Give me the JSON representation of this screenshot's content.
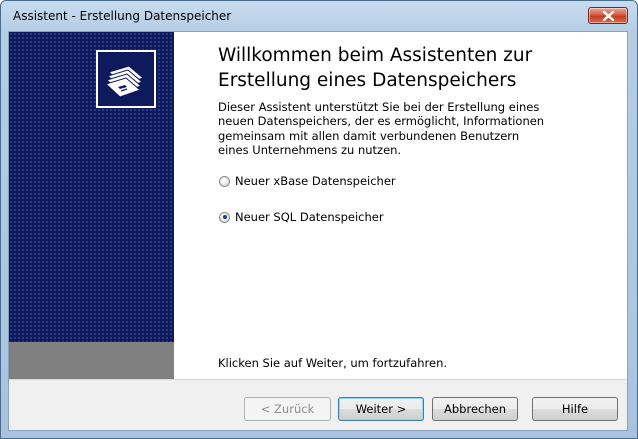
{
  "window": {
    "title": "Assistent - Erstellung Datenspeicher",
    "close_icon": "close-icon"
  },
  "side_panel": {
    "logo_icon": "database-cards-icon",
    "colors": {
      "panel": "#0e1a5c",
      "footer": "#808080"
    }
  },
  "main": {
    "heading_line1": "Willkommen beim Assistenten zur",
    "heading_line2": "Erstellung eines Datenspeichers",
    "description": "Dieser Assistent unterstützt Sie bei der Erstellung eines neuen Datenspeichers, der es ermöglicht, Informationen gemeinsam mit allen damit verbundenen Benutzern eines Unternehmens zu nutzen.",
    "options": [
      {
        "label": "Neuer xBase Datenspeicher",
        "checked": false
      },
      {
        "label": "Neuer SQL Datenspeicher",
        "checked": true
      }
    ],
    "hint": "Klicken Sie auf Weiter, um fortzufahren."
  },
  "buttons": {
    "back": "< Zurück",
    "next": "Weiter >",
    "cancel": "Abbrechen",
    "help": "Hilfe"
  }
}
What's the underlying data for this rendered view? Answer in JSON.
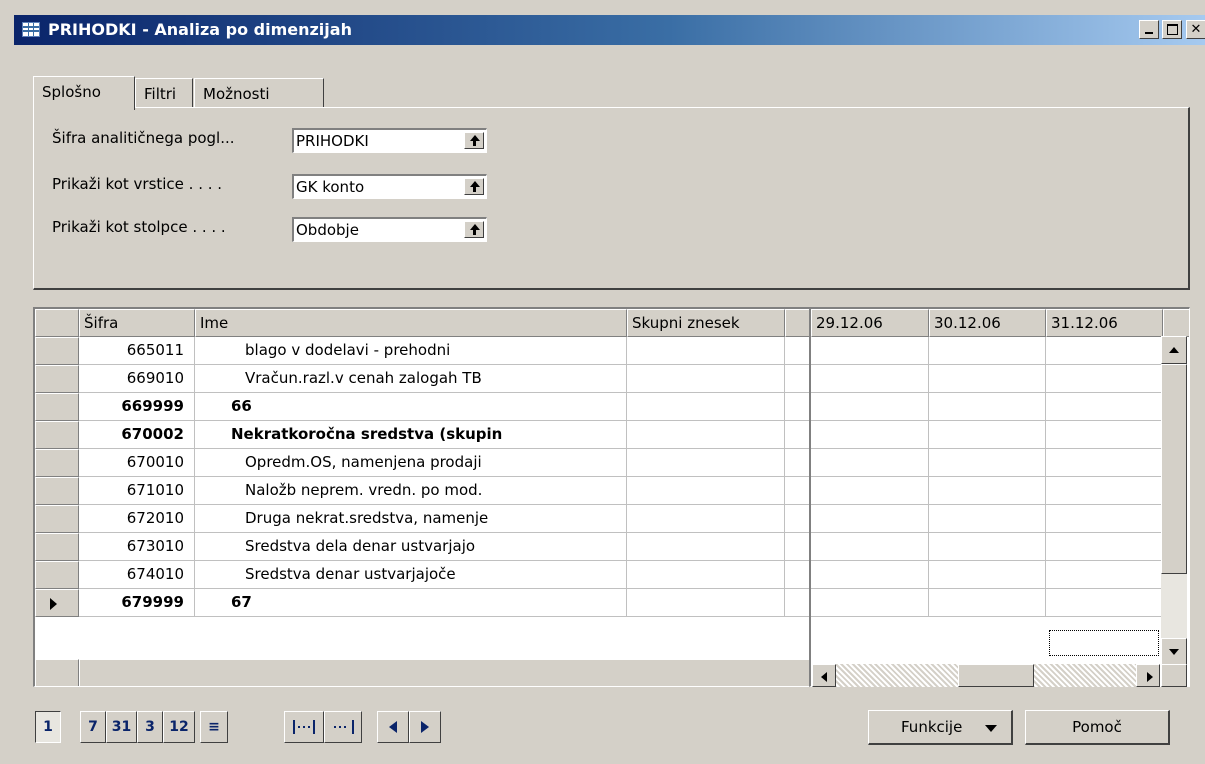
{
  "window": {
    "title": "PRIHODKI - Analiza po dimenzijah"
  },
  "tabs": [
    "Splošno",
    "Filtri",
    "Možnosti"
  ],
  "fields": [
    {
      "label": "Šifra analitičnega pogl...",
      "value": "PRIHODKI"
    },
    {
      "label": "Prikaži kot vrstice . . . .",
      "value": "GK konto"
    },
    {
      "label": "Prikaži kot stolpce . . . .",
      "value": "Obdobje"
    }
  ],
  "grid_left": {
    "headers": [
      "Šifra",
      "Ime",
      "Skupni znesek"
    ],
    "rows": [
      {
        "code": "665011",
        "name": "blago v dodelavi - prehodni",
        "bold": false
      },
      {
        "code": "669010",
        "name": "Vračun.razl.v cenah zalogah TB",
        "bold": false
      },
      {
        "code": "669999",
        "name": "66",
        "bold": true
      },
      {
        "code": "670002",
        "name": "Nekratkoročna sredstva (skupin",
        "bold": true
      },
      {
        "code": "670010",
        "name": "Opredm.OS, namenjena prodaji",
        "bold": false
      },
      {
        "code": "671010",
        "name": "Naložb neprem. vredn. po mod.",
        "bold": false
      },
      {
        "code": "672010",
        "name": "Druga nekrat.sredstva, namenje",
        "bold": false
      },
      {
        "code": "673010",
        "name": "Sredstva dela denar ustvarjajo",
        "bold": false
      },
      {
        "code": "674010",
        "name": "Sredstva denar ustvarjajoče",
        "bold": false
      },
      {
        "code": "679999",
        "name": "67",
        "bold": true
      }
    ]
  },
  "grid_right": {
    "headers": [
      "29.12.06",
      "30.12.06",
      "31.12.06"
    ]
  },
  "period_buttons": [
    "1",
    "7",
    "31",
    "3",
    "12",
    "≡"
  ],
  "buttons": {
    "functions": "Funkcije",
    "help": "Pomoč"
  }
}
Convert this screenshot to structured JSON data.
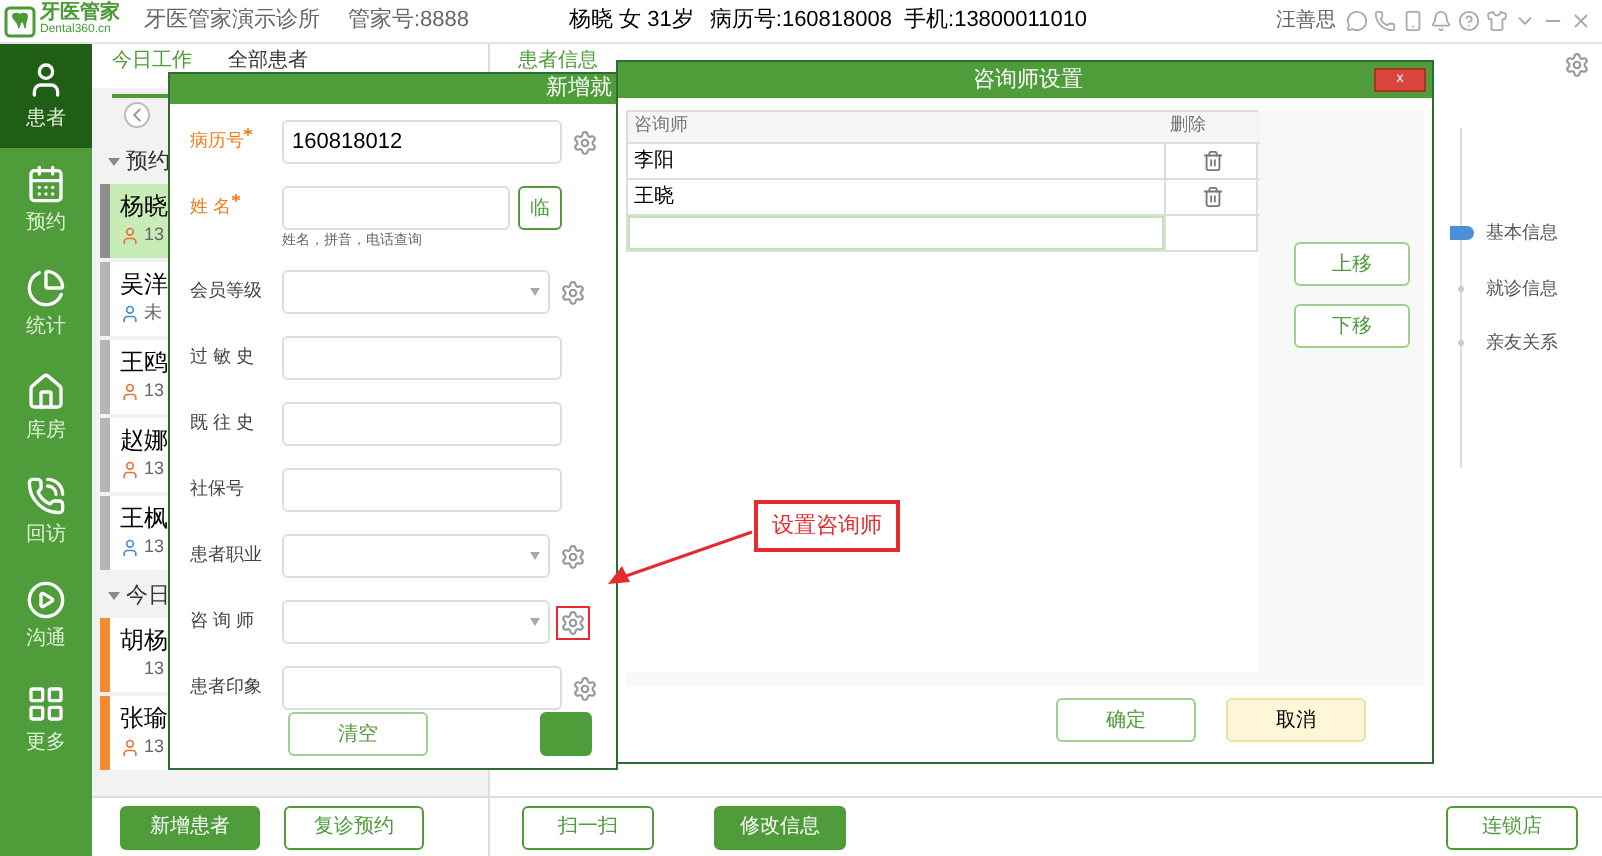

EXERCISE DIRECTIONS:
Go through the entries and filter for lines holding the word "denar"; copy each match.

FINAL ANSWER:
        "name": "Sredstva dela denar ustvarjajo",
        "name": "Sredstva denar ustvarjajoče",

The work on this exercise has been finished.